There are steps (or pot holes) for minimizing project-related risks from contract through completion. Safety automation priorities may vary.

September 17, 2013


Mark Voigtmann, attorney with Faegre Baker Daniels, Control Engineering author

In the July issue of Control Engineering I read a very interesting article titled; “21 legal takeaways for the automation industry” by Mark Voightmann. This article was very interesting because it’s the first article I’ve read attempting to lay out the steps (or pot holes) for minimizing the project related risks from contract through completion. The automation industry now includes safety automation – so, if safety automation were to be a focus, does it still apply?

Those with machine safety expertise might look at the world a little differently. For example, is a zebra black with white stripes or is it white with black stripes?

From an automation safety point of view, the 21 actionable insights are pretty much on target for safety automation projects. However, for safety automation, I might reorder the steps (or pot holes). For example I’m thinking that the #5 “Limitation of liability” step might be number one or two and that the description / discussion might be edited to be more descriptive of safety hazards.

Likewise, step #7 “Risk should be placed” might also include some language about performing risk assessments as required by standards, OSHA, and local regulations. In addition, I would want CEO’s to be reminded that they have the primary responsibility for conducting risk assessments.

The author, Mark Voigtmann, also refers to a related article, “Legalities: Not all automation standards are equal” from April 2011. I agree that standards can be grouped into four categories; specification standards, industry standards, code standards, and aspirational standards. How many folks know, for example, that NFPA 79 is considered a code standard, which is to say enforceable. That is because several states and municipalities have adopted NFPA 79 as a code for compliance and enforcement. In contrast, the ANSI B11 series of machine tool standards are broadly considered “Industry standards,” which are "highly recommended" for compliance even if they are not specified. Additionally, OSHA does reserve the right to reference ANSI standards in enforcement and citations.

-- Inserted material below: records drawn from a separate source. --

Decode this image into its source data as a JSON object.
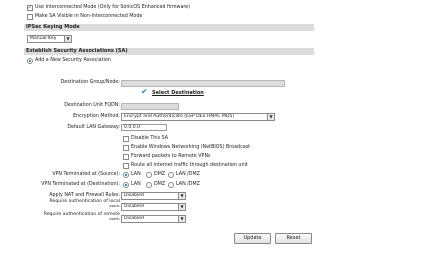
{
  "top_options": {
    "interconnected_label": "Use Interconnected Mode (Only for SonicOS Enhanced firmware)",
    "sa_visible_label": "Make SA Visible in Non-Interconnected Mode"
  },
  "ipsec_keying": {
    "title": "IPSec Keying Mode",
    "mode_value": "Manual Key"
  },
  "establish_sa": {
    "title": "Establish Security Associations (SA)",
    "add_new_label": "Add a New Security Association"
  },
  "form": {
    "dest_group_label": "Destination Group/Node:",
    "select_destination_label": "Select Destination",
    "dest_fqdn_label": "Destination Unit FQDN:",
    "encryption_label": "Encryption Method:",
    "encryption_value": "Encrypt and Authenticate (ESP DES HMAC MD5)",
    "gateway_label": "Default LAN Gateway:",
    "gateway_value": "0.0.0.0",
    "disable_sa_label": "Disable This SA",
    "netbios_label": "Enable Windows Networking (NetBIOS) Broadcast",
    "forward_label": "Forward packets to Remote VPNs",
    "route_all_label": "Route all internet traffic through destination unit",
    "vpn_source_label": "VPN Terminated at (Source):",
    "vpn_dest_label": "VPN Terminated at (Destination):",
    "radio_lan": "LAN",
    "radio_dmz": "DMZ",
    "radio_lan_dmz": "LAN /DMZ",
    "nat_label": "Apply NAT and Firewall Rules:",
    "nat_value": "Disabled",
    "auth_local_label_1": "Require authentication of local",
    "auth_local_label_2": "users:",
    "auth_local_value": "Disabled",
    "auth_remote_label_1": "Require authentication of remote",
    "auth_remote_label_2": "users:",
    "auth_remote_value": "Disabled"
  },
  "buttons": {
    "update": "Update",
    "reset": "Reset"
  },
  "icons": {
    "select_destination": "checkmark-icon",
    "dropdown": "chevron-down-icon"
  },
  "colors": {
    "section_bg": "#dcdcdc",
    "disabled_field_bg": "#dcdcdc",
    "checkmark_blue": "#1e5fa8"
  }
}
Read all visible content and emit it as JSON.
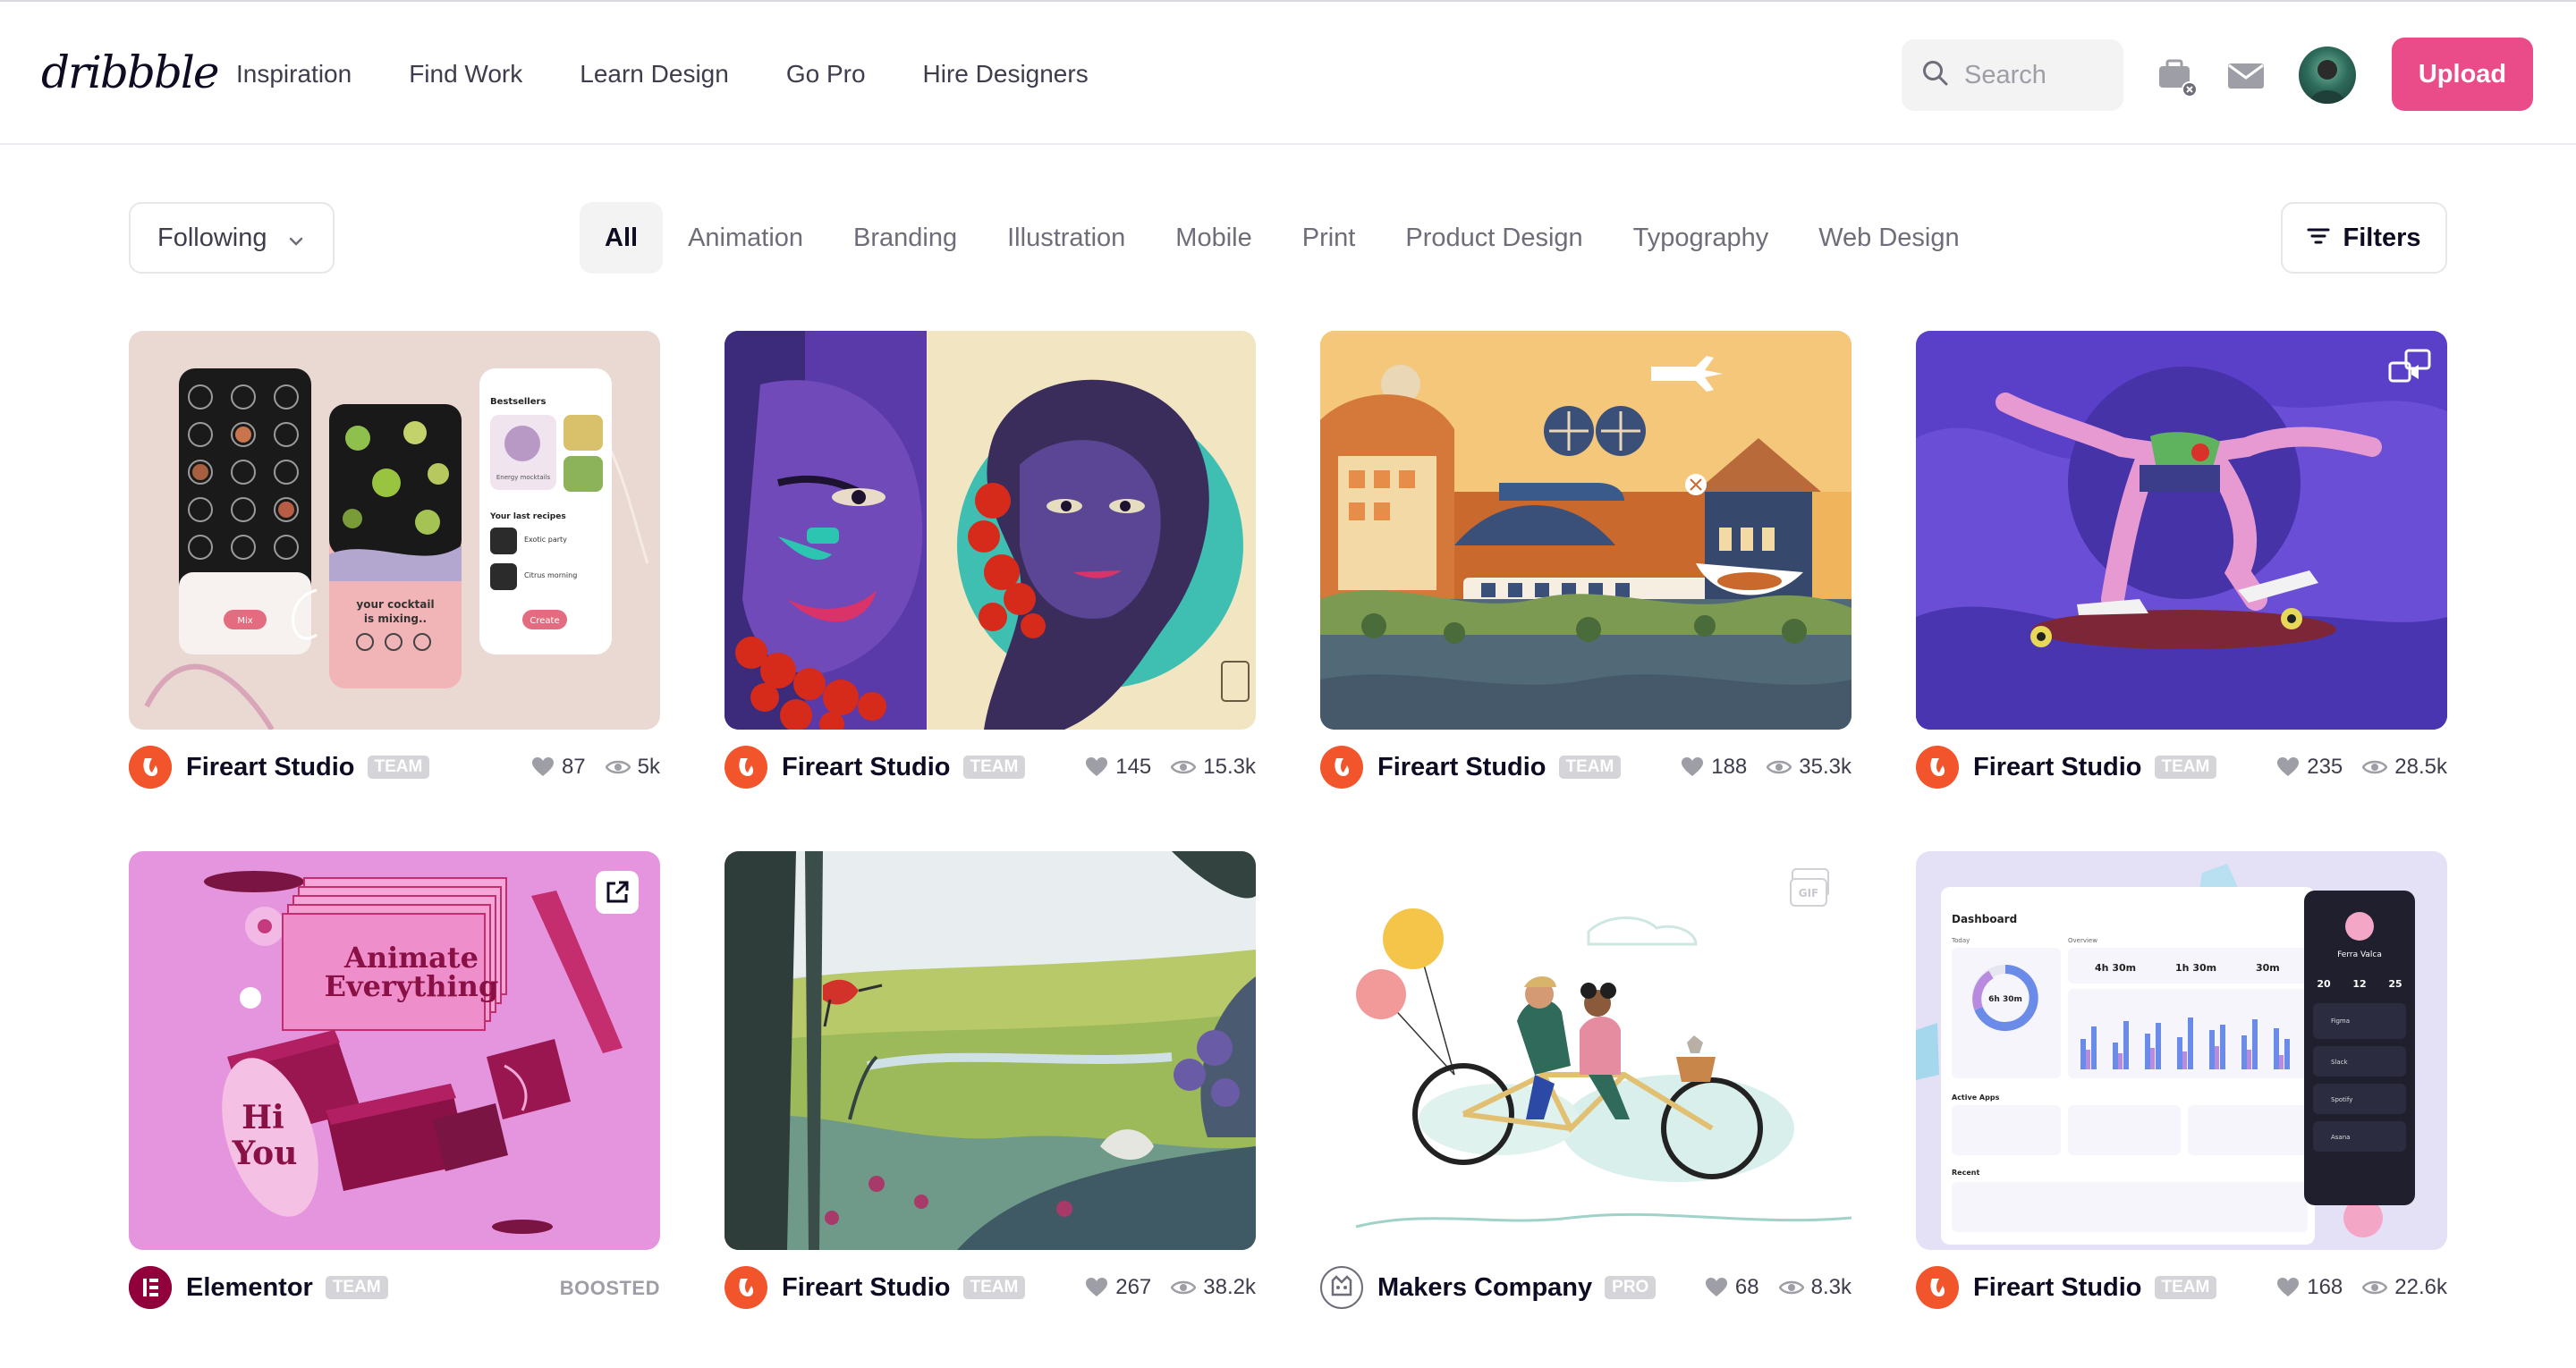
{
  "header": {
    "logo": "dribbble",
    "nav": [
      "Inspiration",
      "Find Work",
      "Learn Design",
      "Go Pro",
      "Hire Designers"
    ],
    "search_placeholder": "Search",
    "upload_label": "Upload"
  },
  "filterbar": {
    "following_label": "Following",
    "categories": [
      "All",
      "Animation",
      "Branding",
      "Illustration",
      "Mobile",
      "Print",
      "Product Design",
      "Typography",
      "Web Design"
    ],
    "active_category": "All",
    "filters_label": "Filters"
  },
  "shots": [
    {
      "author": "Fireart Studio",
      "badge": "TEAM",
      "likes": "87",
      "views": "5k"
    },
    {
      "author": "Fireart Studio",
      "badge": "TEAM",
      "likes": "145",
      "views": "15.3k"
    },
    {
      "author": "Fireart Studio",
      "badge": "TEAM",
      "likes": "188",
      "views": "35.3k"
    },
    {
      "author": "Fireart Studio",
      "badge": "TEAM",
      "likes": "235",
      "views": "28.5k",
      "overlay": "video-icon"
    },
    {
      "author": "Elementor",
      "badge": "TEAM",
      "boosted": "BOOSTED",
      "overlay": "external-link-icon",
      "artwork_text": [
        "Animate",
        "Everything",
        "Hi",
        "You"
      ]
    },
    {
      "author": "Fireart Studio",
      "badge": "TEAM",
      "likes": "267",
      "views": "38.2k"
    },
    {
      "author": "Makers Company",
      "badge": "PRO",
      "likes": "68",
      "views": "8.3k",
      "overlay": "gif-icon"
    },
    {
      "author": "Fireart Studio",
      "badge": "TEAM",
      "likes": "168",
      "views": "22.6k"
    }
  ],
  "mockup_text": {
    "shot1": [
      "Bestsellers",
      "Energy mocktails",
      "Your last recipes",
      "Exotic party",
      "Citrus morning",
      "Mix",
      "your cocktail is mixing..",
      "Create"
    ],
    "shot8": [
      "Dashboard",
      "Today",
      "Overview",
      "4h 30m",
      "1h 30m",
      "30m",
      "Ferra Valca",
      "20",
      "12",
      "25",
      "Active Apps",
      "Recent",
      "Figma",
      "Slack",
      "Spotify",
      "Asana"
    ]
  },
  "colors": {
    "brand_pink": "#ea4c89",
    "fireart_red": "#f2552c",
    "elementor": "#92003b"
  }
}
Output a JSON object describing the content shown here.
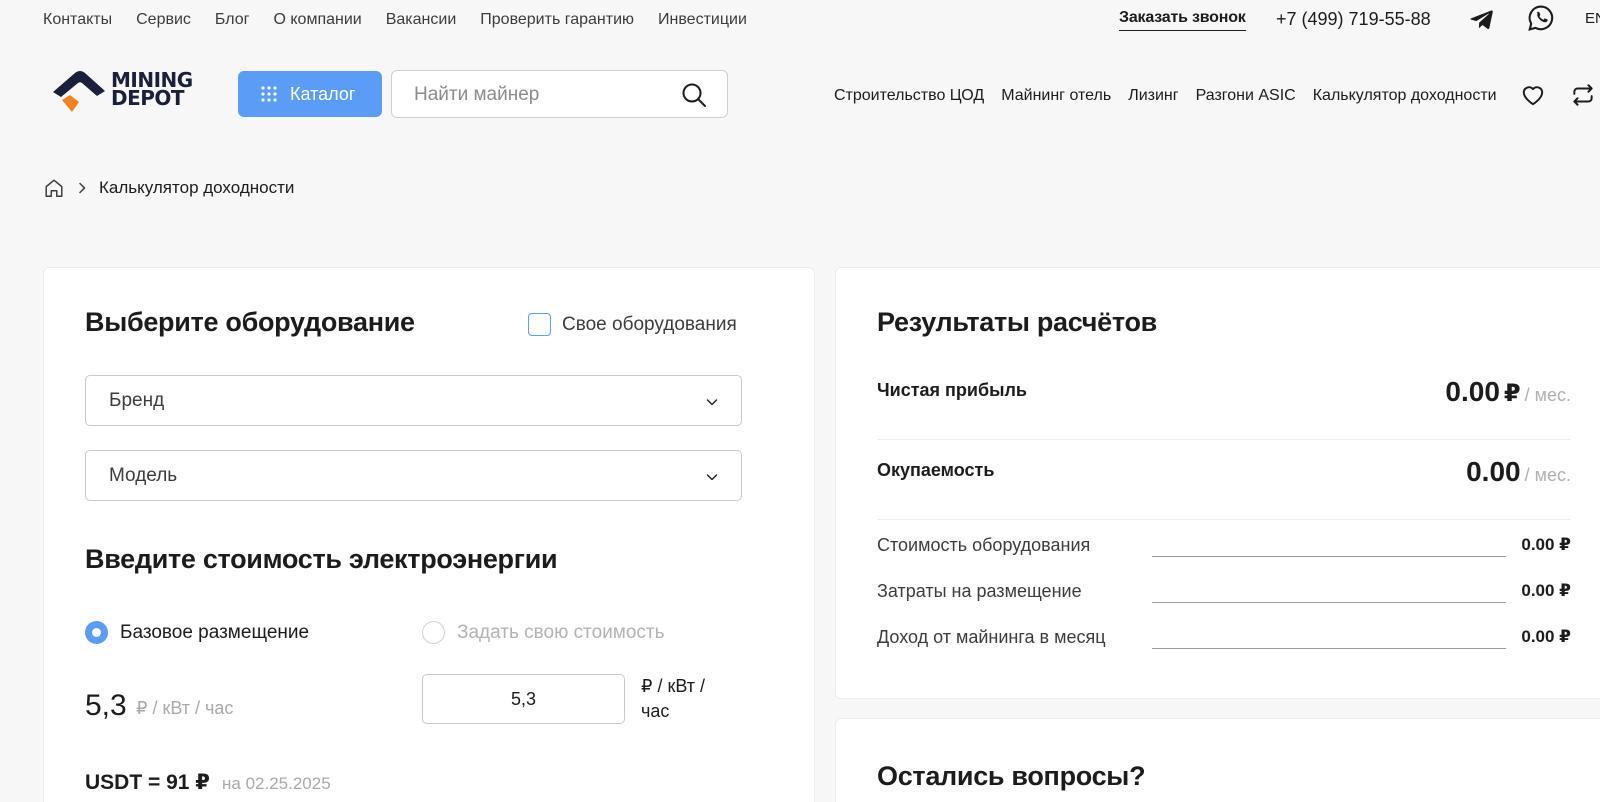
{
  "topbar": {
    "links": [
      "Контакты",
      "Сервис",
      "Блог",
      "О компании",
      "Вакансии",
      "Проверить гарантию",
      "Инвестиции"
    ],
    "callback": "Заказать звонок",
    "phone": "+7 (499) 719-55-88",
    "lang": "EN"
  },
  "header": {
    "logo_line1": "MINING",
    "logo_line2": "DEPOT",
    "catalog_label": "Каталог",
    "search_placeholder": "Найти майнер",
    "nav": [
      "Строительство ЦОД",
      "Майнинг отель",
      "Лизинг",
      "Разгони ASIC",
      "Калькулятор доходности"
    ]
  },
  "breadcrumb": {
    "current": "Калькулятор доходности"
  },
  "equipment": {
    "title": "Выберите оборудование",
    "custom_label": "Свое оборудования",
    "brand_placeholder": "Бренд",
    "model_placeholder": "Модель"
  },
  "electricity": {
    "title": "Введите стоимость электроэнергии",
    "option_base": "Базовое размещение",
    "option_custom": "Задать свою стоимость",
    "base_price": "5,3",
    "base_unit": "₽ / кВт / час",
    "input_value": "5,3",
    "input_unit": "₽ / кВт / час",
    "usdt_label": "USDT = 91 ₽",
    "usdt_date": "на 02.25.2025"
  },
  "results": {
    "title": "Результаты расчётов",
    "net_profit_label": "Чистая прибыль",
    "net_profit_value": "0.00",
    "net_profit_currency": "₽",
    "net_profit_period": "/ мес.",
    "payback_label": "Окупаемость",
    "payback_value": "0.00",
    "payback_period": "/ мес.",
    "lines": [
      {
        "label": "Стоимость оборудования",
        "value": "0.00 ₽"
      },
      {
        "label": "Затраты на размещение",
        "value": "0.00 ₽"
      },
      {
        "label": "Доход от майнинга в месяц",
        "value": "0.00 ₽"
      }
    ]
  },
  "questions": {
    "title": "Остались вопросы?"
  },
  "colors": {
    "accent": "#5b9cf6",
    "logo_navy": "#1a1f3c",
    "logo_orange": "#f5821f"
  }
}
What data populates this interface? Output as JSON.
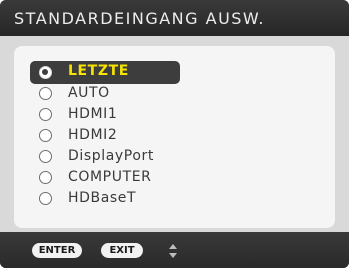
{
  "window": {
    "title": "STANDARDEINGANG AUSW."
  },
  "inputs": [
    {
      "label": "LETZTE",
      "selected": true
    },
    {
      "label": "AUTO",
      "selected": false
    },
    {
      "label": "HDMI1",
      "selected": false
    },
    {
      "label": "HDMI2",
      "selected": false
    },
    {
      "label": "DisplayPort",
      "selected": false
    },
    {
      "label": "COMPUTER",
      "selected": false
    },
    {
      "label": "HDBaseT",
      "selected": false
    }
  ],
  "footer": {
    "enter_label": "ENTER",
    "exit_label": "EXIT",
    "updown_icon": "up-down-arrows-icon"
  },
  "colors": {
    "selected_text": "#f7e400",
    "selected_bg": "#3d3d3d",
    "panel_bg": "#d9d9d9",
    "frame_bg": "#2b2b2b"
  }
}
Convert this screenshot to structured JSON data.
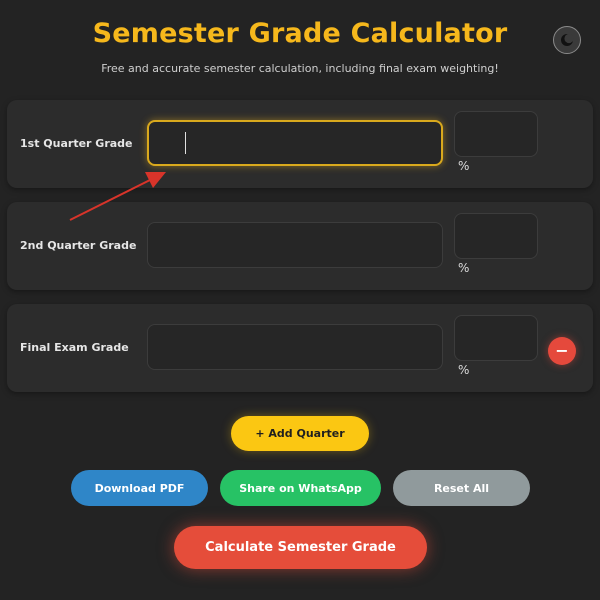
{
  "header": {
    "title": "Semester Grade Calculator",
    "subtitle": "Free and accurate semester calculation, including final exam weighting!"
  },
  "theme_toggle": {
    "icon": "moon-icon"
  },
  "rows": [
    {
      "label": "1st Quarter Grade",
      "grade_value": "",
      "weight_value": "",
      "percent_label": "%",
      "focused": true,
      "removable": false
    },
    {
      "label": "2nd Quarter Grade",
      "grade_value": "",
      "weight_value": "",
      "percent_label": "%",
      "focused": false,
      "removable": false
    },
    {
      "label": "Final Exam Grade",
      "grade_value": "",
      "weight_value": "",
      "percent_label": "%",
      "focused": false,
      "removable": true
    }
  ],
  "remove_label": "−",
  "actions": {
    "add_quarter": "+ Add Quarter",
    "download_pdf": "Download PDF",
    "share_whatsapp": "Share on WhatsApp",
    "reset_all": "Reset All",
    "calculate": "Calculate Semester Grade"
  },
  "colors": {
    "title": "#f6b81c",
    "add": "#fbc712",
    "pdf": "#2f86c8",
    "whatsapp": "#27c265",
    "reset": "#909a9c",
    "calculate": "#e54d3a",
    "remove": "#e5493c",
    "annotation_arrow": "#d8342a"
  }
}
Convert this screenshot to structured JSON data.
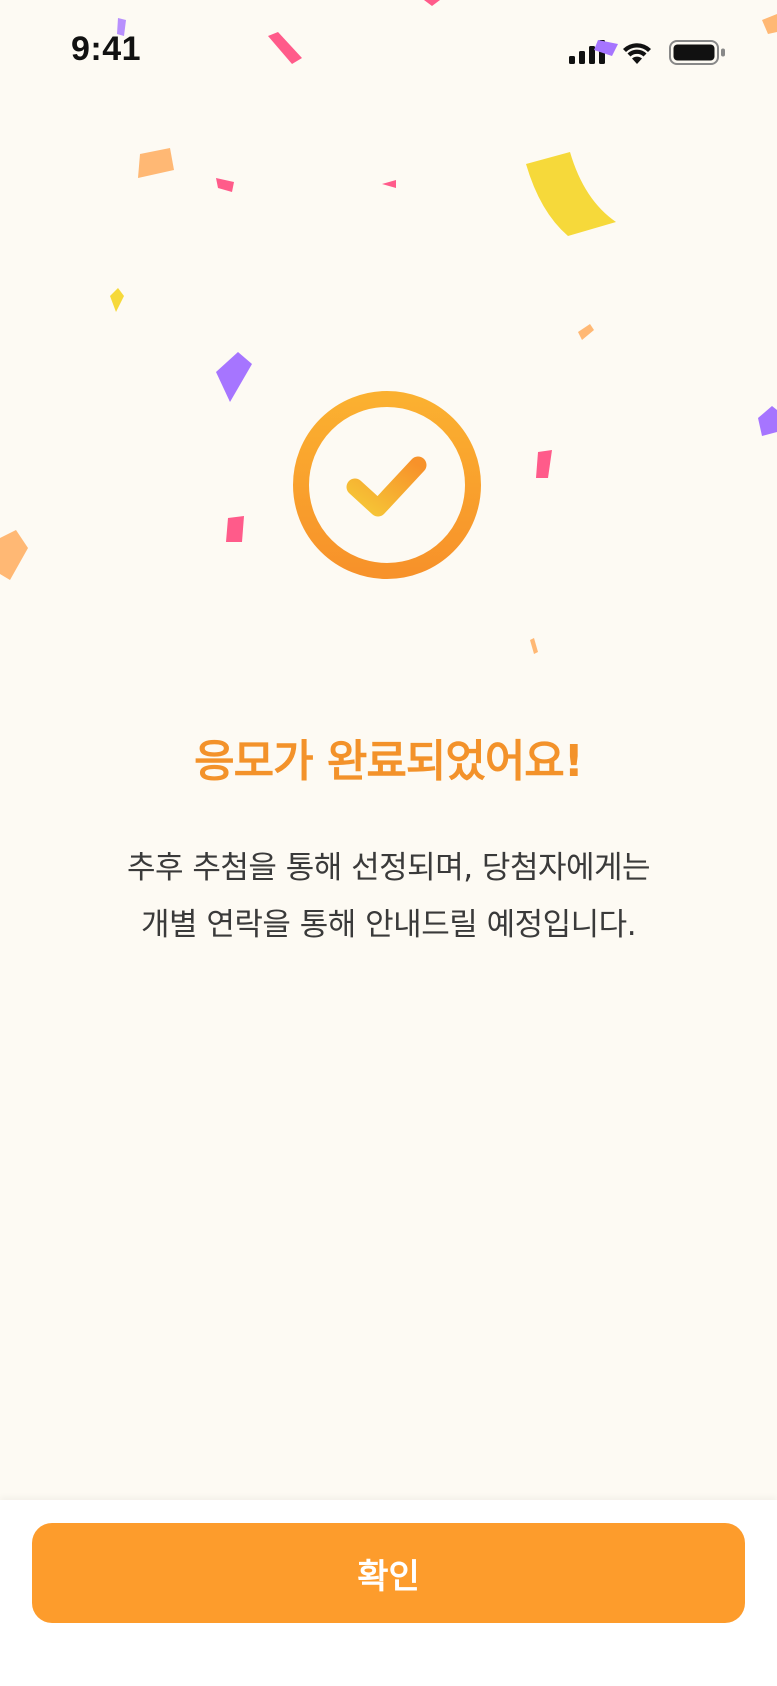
{
  "status_bar": {
    "time": "9:41"
  },
  "result": {
    "title": "응모가 완료되었어요!",
    "description_line1": "추후 추첨을 통해 선정되며, 당첨자에게는",
    "description_line2": "개별 연락을 통해 안내드릴 예정입니다."
  },
  "footer": {
    "confirm_label": "확인"
  },
  "colors": {
    "background": "#fdfaf3",
    "accent": "#f3922a",
    "button": "#fd9c2c",
    "confetti": [
      "#ff5b8a",
      "#a675ff",
      "#ffb874",
      "#f6d93a"
    ]
  }
}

Overall, I have found Mark Voigtmann’s articles to be very informative and insightful. And so far I haven’t found anything more applicable to specifically machine safety automation. Maybe that could be a topic for future coverage.

J.B. Titus, CFSEHas this presented you with any new perspectives? Add your comments or thoughts to the discussion by submitting your ideas, experiences, and challenges in the comments section below.

Related articles:

21 legal takeaways for the automation industry

Legalities: Not all automation standards are equal

Legalities: 8 ugly contract clauses



For more than 30 years, J.B. Titus has advised a wide range of clients on machine functional safety solutions, including Johnson & Johnson, Siemens, General Motors, Disney, Rockwell Automation, Bridgestone Firestone, and Samsung Heavy Industries. He holds a Bachelor of Business Administration degree from Oklahoma University in industrial management and an MBA from Case Western Reserve University in marketing and finance. He is a professional member of the American Society of Safety Engineers and is OSHA-certified in machine guarding. Titus is also TUV-certified as a Functional Safety Expert and serves on several American National Standards Institute, National Fire Protection Association, and National Electrical Manufacturers Association national safety and health standards committees. Reach him at jb(at)jbtitus.com and via www.jbtitus.com.